Thomas Edward Brown was a Manx poet of some distinction from the late Victorian era. More commonly known as T E Brown, he was born on the Isle of Man which lies off the north western shore of England. He strived for all of his life to bring to literary attention the old Anglo-Manx dialect. There are strains of Gaelic in this peculiar language form, which is understandable bearing in mind the island’s close proximity to both Ireland and Scotland. Although Brown carved out a notable academic career for himself in both Oxford and Bristol he never forgot his roots and, on his retirement from teaching, he retired to the island to continue writing. He was so well regarded that many regarded him as the “Manx National Poet”, which, you might say, was perhaps an unofficial Poet Laureateship.

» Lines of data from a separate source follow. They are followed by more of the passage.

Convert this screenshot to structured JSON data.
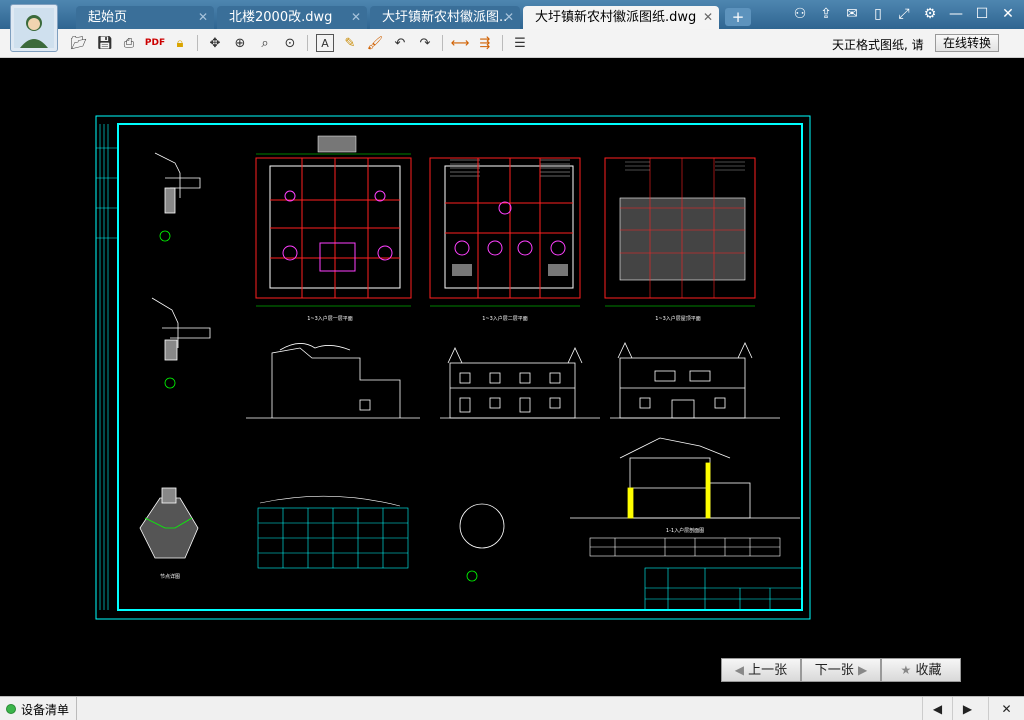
{
  "tabs": [
    {
      "label": "起始页",
      "active": false
    },
    {
      "label": "北楼2000改.dwg",
      "active": false
    },
    {
      "label": "大圩镇新农村徽派图...",
      "active": false
    },
    {
      "label": "大圩镇新农村徽派图纸.dwg",
      "active": true
    }
  ],
  "add_tab_label": "+",
  "toolbar": {
    "notice_text": "天正格式图纸, 请",
    "convert_label": "在线转换"
  },
  "drawing": {
    "plan_titles": [
      "1~3入户层一层平面",
      "1~3入户层二层平面",
      "1~3入户层屋顶平面"
    ],
    "section_title": "1-1入户层剖面图",
    "detail_title": "节点详图",
    "colors": {
      "frame": "#00ffff",
      "red": "#ff2020",
      "magenta": "#ff40ff",
      "yellow": "#ffff00",
      "green": "#00ff00",
      "white": "#ffffff"
    }
  },
  "nav": {
    "prev_label": "上一张",
    "next_label": "下一张",
    "fav_label": "收藏"
  },
  "statusbar": {
    "label": "设备清单"
  }
}
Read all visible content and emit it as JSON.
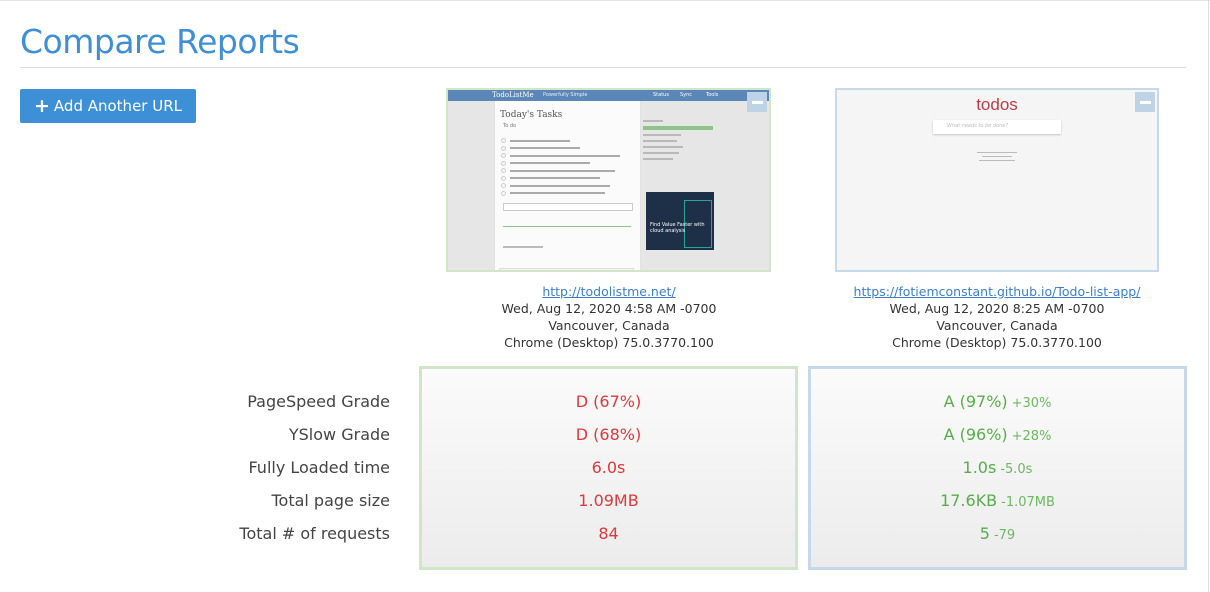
{
  "header": {
    "title": "Compare Reports",
    "add_button_label": "Add Another URL"
  },
  "colors": {
    "accent": "#3f8fd2",
    "bad": "#d63c3c",
    "good": "#58ad4a",
    "panel1_border": "#cfe6c7",
    "panel2_border": "#c7d8ea"
  },
  "reports": [
    {
      "url": "http://todolistme.net/",
      "date": "Wed, Aug 12, 2020 4:58 AM -0700",
      "location": "Vancouver, Canada",
      "browser": "Chrome (Desktop) 75.0.3770.100",
      "thumbnail": {
        "logo": "TodoListMe",
        "tagline": "Powerfully Simple",
        "nav": [
          "Status",
          "Sync",
          "Tools"
        ],
        "heading": "Today's Tasks",
        "sub": "To do",
        "ad_text": "Find Value Faster with cloud analysis"
      },
      "metrics": {
        "pagespeed": "D (67%)",
        "yslow": "D (68%)",
        "fully_loaded": "6.0s",
        "page_size": "1.09MB",
        "requests": "84"
      }
    },
    {
      "url": "https://fotiemconstant.github.io/Todo-list-app/",
      "date": "Wed, Aug 12, 2020 8:25 AM -0700",
      "location": "Vancouver, Canada",
      "browser": "Chrome (Desktop) 75.0.3770.100",
      "thumbnail": {
        "title": "todos",
        "placeholder": "What needs to be done?"
      },
      "metrics": {
        "pagespeed": "A (97%)",
        "pagespeed_delta": "+30%",
        "yslow": "A (96%)",
        "yslow_delta": "+28%",
        "fully_loaded": "1.0s",
        "fully_loaded_delta": "-5.0s",
        "page_size": "17.6KB",
        "page_size_delta": "-1.07MB",
        "requests": "5",
        "requests_delta": "-79"
      }
    }
  ],
  "metric_labels": {
    "pagespeed": "PageSpeed Grade",
    "yslow": "YSlow Grade",
    "fully_loaded": "Fully Loaded time",
    "page_size": "Total page size",
    "requests": "Total # of requests"
  },
  "icons": {
    "add": "plus-icon",
    "remove": "minus-icon"
  }
}
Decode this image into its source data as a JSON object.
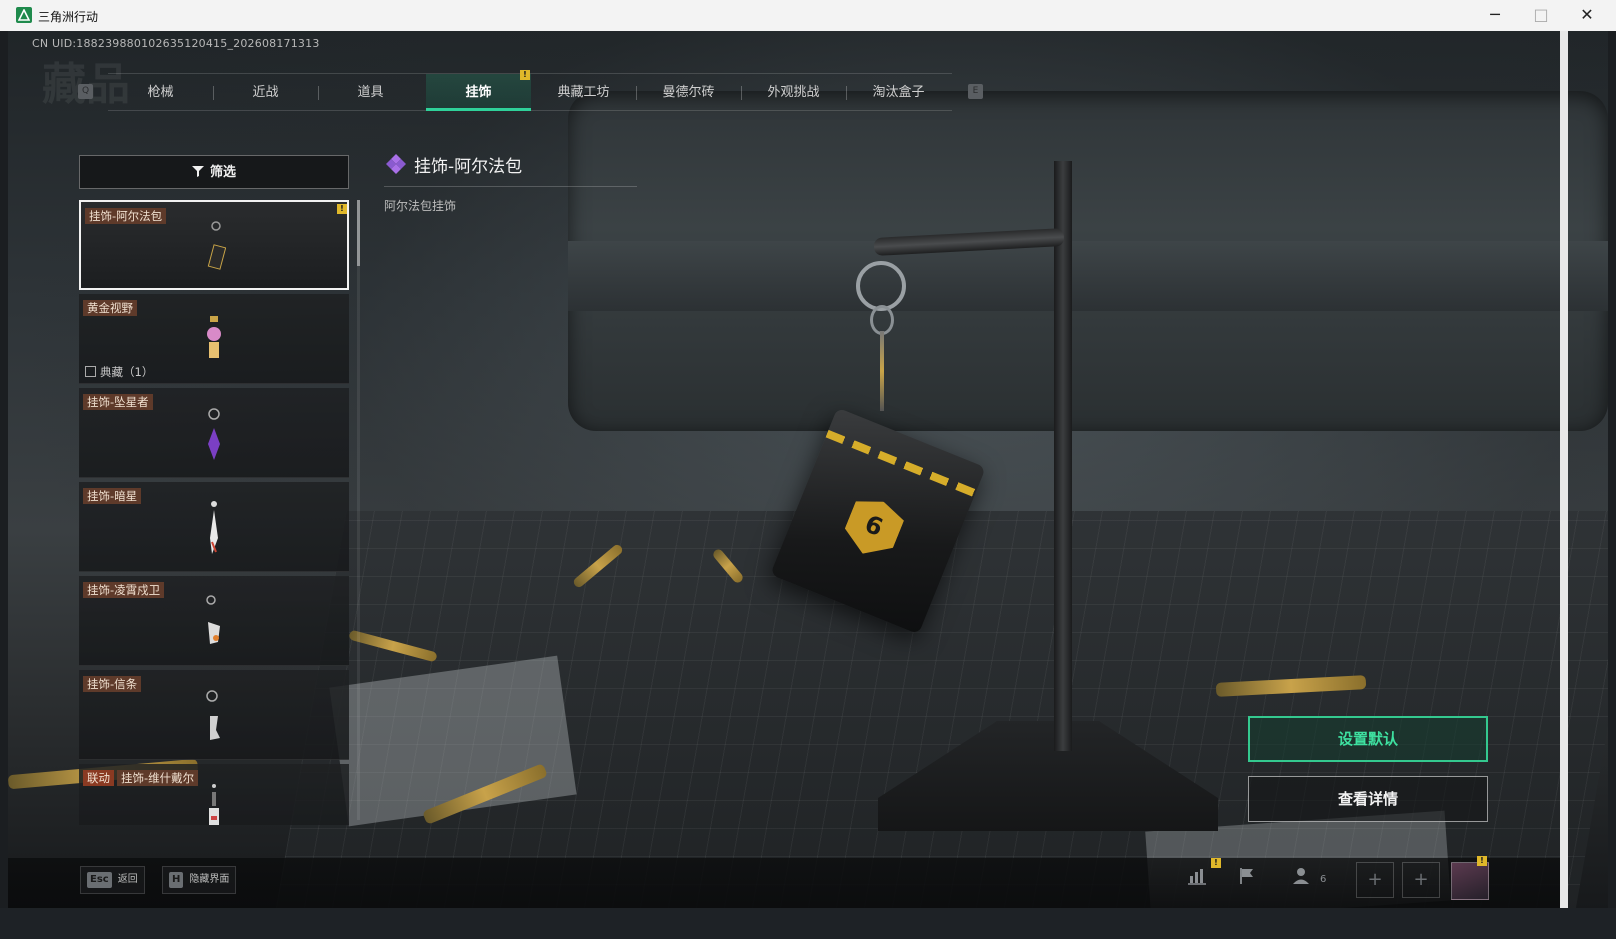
{
  "window": {
    "title": "三角洲行动",
    "minimize": "─",
    "maximize": "□",
    "close": "✕"
  },
  "account": {
    "uid": "CN UID:18823988010263512041​5_20260817131​3"
  },
  "page": {
    "watermark_title": "藏品"
  },
  "tabs": {
    "prev_key": "Q",
    "next_key": "E",
    "items": [
      {
        "label": "枪械"
      },
      {
        "label": "近战"
      },
      {
        "label": "道具"
      },
      {
        "label": "挂饰",
        "active": true,
        "notice": "!"
      },
      {
        "label": "典藏工坊"
      },
      {
        "label": "曼德尔砖"
      },
      {
        "label": "外观挑战"
      },
      {
        "label": "淘汰盒子"
      }
    ]
  },
  "filter": {
    "label": "筛选",
    "icon": "filter-icon"
  },
  "list": {
    "items": [
      {
        "name": "挂饰-阿尔法包",
        "selected": true,
        "notice": "!"
      },
      {
        "name": "黄金视野",
        "sub": "典藏（1）"
      },
      {
        "name": "挂饰-坠星者"
      },
      {
        "name": "挂饰-暗星"
      },
      {
        "name": "挂饰-凌霄戍卫"
      },
      {
        "name": "挂饰-信条"
      },
      {
        "collab": "联动",
        "name": "挂饰-维什戴尔"
      }
    ]
  },
  "detail": {
    "title": "挂饰-阿尔法包",
    "description": "阿尔法包挂饰",
    "badge_number": "6"
  },
  "actions": {
    "set_default": "设置默认",
    "view_details": "查看详情"
  },
  "bottom": {
    "esc_key": "Esc",
    "esc_label": "返回",
    "h_key": "H",
    "h_label": "隐藏界面",
    "party_count": "6",
    "slot_plus": "+"
  },
  "colors": {
    "accent": "#2fd19a",
    "notice": "#e0b82a",
    "tag_bg": "#5e3a2a"
  }
}
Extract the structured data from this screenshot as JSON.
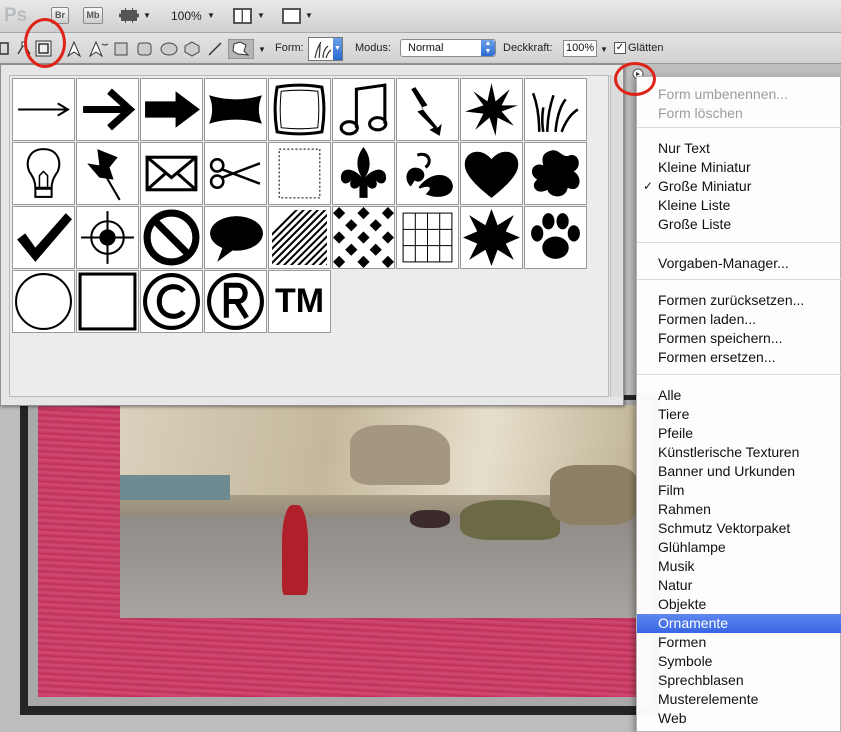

Thomas Edward Brown was born on 5th May 1840 in Douglas, the capital town of the Isle of Man. He was the son of a clergyman who gave him private tuition until entering King William’s College on the island. He moved from there to Christ Church College, Oxford and despite the stigma of being a “servitor” at college he gained a double first degree. Although he was subsequently made a Fellow of Oriel college he never forgot the humiliation of his time as a servitor; this literally meant that he had to act as a servant to fellow students and was entitled to free tuition, board and lodgings. Understandably he felt like a second class citizen amongst fellow students from richer backgrounds.
Following his time at Oxford he went back home and taught at his old school for a while. Ordination as a deacon followed but he did not have any ambitions to become a priest at that time. He was busy writing and his narrative style of poetry was published either in magazine form or in collections of verse. His books included Fo’c’s’le Yarns in 1881 and The Manx Witch and other Poems in 1889. His last book of verse appeared in 1893 under the title Old John and other Poems. He generally wrote in a bold but ruggedly tender style, never afraid of inserting pauses and irregular rhythms. His work illustrated the piety and patriotism of island life. His poem Land, Ho! is a good example of his obvious love and affection for the island of his birth. It describes a journey across the sea with his home shores coming into view:
After a few years of teaching on the island a much better position opened up for him as head master of a prestigious private school in Gloucester. He served there with distinction between 1857 and 1863, thought of by some as a “man of genius”. He was on the move again though when his considerable abilities earned him a senior position at Clifton College in Bristol. Brown stayed at Clifton for almost thirty years and became revered and loved in equal measure by both boys and teaching colleagues. Seen by most that he came across as an eccentric genius they were all sad to see him retire, returning once again to the island of his birth. He would make one more visit to Clifton though which, sadly, resulted in his death.
It was five years after retiring from teaching that he returned to Bristol in late October, 1897 to talk to the boys. While delivering a rousing, vivacious speech from the rostrum he suddenly appeared to swoon and was clearly not well. Less than two hours later he was dead having suffered a burst blood vessel in the brain.
Thomas Edward Brown died on the 29th October 1897, aged 67 and was buried in Bristol.